Iain Paterson in the title role is a domineering, swaggering presence, who conveys the nihilism inherent in Norris’ concept with panache and total commitment. A suave singer capable of switching effortlessly between honeyed legato and raucous bravado, his Giovanni is a tour de force. Although a little more vocal heft in the final confrontation with the Commendatore would not have gone amiss, this was as close to a faultless performance as it gets. He is aided and abetted by the fruity-voiced Darren Jeffrey as his put-upon manservant. Jeffrey offers a conventionally sleazy Leporello. However, in keeping with the mores of the time, he aspires to join the ranks of the paparazzi, and we first see him snapping away during his master’s assault on Donna Anna. The reason becomes apparent later during the Catalogue Aria when, in the evening’s funniest moment, he opens his bag and brings out not a book, but a slide projector. The aria is then sung to the accompaniment of a Powerpoint presentation of the statistics relating to Don Giovanni’s conquests, together with a selection of the photographs taken by Leporello of the women concerned.

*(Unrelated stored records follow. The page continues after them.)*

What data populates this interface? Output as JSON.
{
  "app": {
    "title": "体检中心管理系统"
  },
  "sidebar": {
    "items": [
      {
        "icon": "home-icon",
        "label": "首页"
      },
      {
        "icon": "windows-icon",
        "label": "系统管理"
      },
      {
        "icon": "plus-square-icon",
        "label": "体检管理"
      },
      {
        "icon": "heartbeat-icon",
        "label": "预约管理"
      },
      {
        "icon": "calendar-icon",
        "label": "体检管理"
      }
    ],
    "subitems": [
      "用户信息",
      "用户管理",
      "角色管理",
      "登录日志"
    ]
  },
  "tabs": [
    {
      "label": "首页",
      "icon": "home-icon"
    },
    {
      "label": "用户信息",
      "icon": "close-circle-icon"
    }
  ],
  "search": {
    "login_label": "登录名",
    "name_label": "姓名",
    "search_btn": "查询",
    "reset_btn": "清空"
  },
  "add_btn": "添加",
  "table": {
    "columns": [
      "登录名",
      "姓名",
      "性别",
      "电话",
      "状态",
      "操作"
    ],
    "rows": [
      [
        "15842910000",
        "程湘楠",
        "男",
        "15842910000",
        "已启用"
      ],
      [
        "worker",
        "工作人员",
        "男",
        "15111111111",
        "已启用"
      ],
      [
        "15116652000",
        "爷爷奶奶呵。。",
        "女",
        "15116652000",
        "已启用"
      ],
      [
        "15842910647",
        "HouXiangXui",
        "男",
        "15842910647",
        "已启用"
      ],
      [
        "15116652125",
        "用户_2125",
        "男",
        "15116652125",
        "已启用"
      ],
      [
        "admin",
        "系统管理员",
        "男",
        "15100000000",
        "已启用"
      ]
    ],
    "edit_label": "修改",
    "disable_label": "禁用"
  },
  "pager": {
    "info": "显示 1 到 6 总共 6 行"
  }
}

Katherine Broderick has a bright and substantial soprano with a hint of steel in it. However, Donna Anna has to negotiate some demanding music, and Ms. Broderick, at times, sounded a little over-parted. By the end of “Or sai chi l’onore” she seemed to be flagging audibly, and the coloratura of “Non mi dir” was on the unwieldy side, with some high notes launched more with optimism than expectation. Nevertheless, it is an impressive sound, and these problems will hopefully improve as the run of performances unfolds.
Sarah Redgwick is a very fine Donna Elvira indeed. Not shy of going mano a mano with the Don when it comes to physical violence, she is far more of a handful for him than usual. Vocally outstanding, Ms. Redgwick was as at home in the faux-Handelian fire of “Ah, fuggi il traditor” as in the pathos of “Mi tradì”. She has a good sized lyric soprano, even from top to bottom, that responds easily to everything she asks of it. She is also an excellent comic actress.
John Molloy is a solid Masetto with more voice than one often hears in this role. It is not difficult to imagine him as a future Giovanni. He is partnered by Sarah Tynan as a sexy and sparky Zerlina. Ms. Tynan showed once again what a delightfully watchable performer she is. Her two arias were ravishingly sung.
It is very easy for Don Ottavio to come across as a henpecked wimp, probably because that is exactly what he is. Nevertheless, despite being undermined by the aforementioned removal of his footwear at a moment when a more macho gesture might have been expected, Ben Johnson manages to mine a heroic quality from the character. His voice appears to be getting bigger, and there was plenty of vibrant tone on display. Yet it was the refinement of his melting “Dalla sua pace” that made depriving him of his Act II aria seem all the more egregious.
As the Commendatore, Matthew Best, notwithstanding the black bin liner, was a dignified and imposing corpse. There was something especially horrific about the way in which he died sitting upright on a bench. He stalked Giovanni like Banquo’s ghost and unleashed some truly terrifying sounds as he gatecrashed his victim’s final meal.
Far from disliking this Don Giovanni, I found it highly compelling, both dramatically and musically. It is undeniably challenging, but I see no reason for the offence that it appears to have caused to some last time it was seen. I understand that some of the more controversial elements of the original production have been either toned down or removed entirely for this revival. I’ve an awful feeling that I’d have liked it even more had they been left as they were.
Photographs © Richard Hubert Smith